Realistically, competitive swimmers may want to keep their hair short and use the tighter, smaller caps, given that their goal is to shave precious seconds off their times to win races.

“One of the beautiful things about the Soul Cap model is the inclusivity for people with longer hair,” four-time Olympic medalist (with two gold) Cullen Jones told AP. “Men, women, people with longer hair can enjoy the water. I know that for a lot of the companies, many of the caps are made for hydrodynamics. The Soul Cap is more about being inclusive.”

Michael Phelps’ longtime coach, Bob Bowman, says that the cap won’t necessarily benefit elite swimmers or those who aspire to be one. But he can see it encouraging more people to swim in the first place, in the same way that so-called “jammer” swimsuits which look like biker tights, likely brought more boys to the pool.

“I think that encouraged a lot of boys to swim since they didn’t have to wear a small Speedo,” he said. “It’s the same kind of thing as that. It will encourage some people who might not have swum to try it.”

And in the recreational world, the cap may break the barriers that keep Black people from learning how to swim. That has led to the statistics that show Black children drown at three times the rate of whites because neither they nor their parents can swim.

“I teach water safety to nonswimmers and beginners,” said Seren Jones, a U.K. swim instructor and co-founder of the Black Swimming Association. “It’s absolutely incredible to see so many, really the majority of women across London, using the Soul Cap. I’m talking about women from the 20s to their 70s. It’s phenomenal.
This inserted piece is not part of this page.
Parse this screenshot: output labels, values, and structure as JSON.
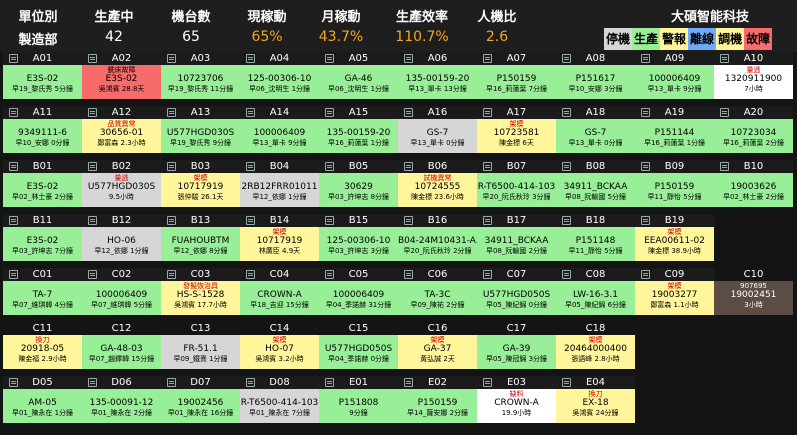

They feel empowered to learn and be safe in the water without worrying about their hair, which previously was a major issue.”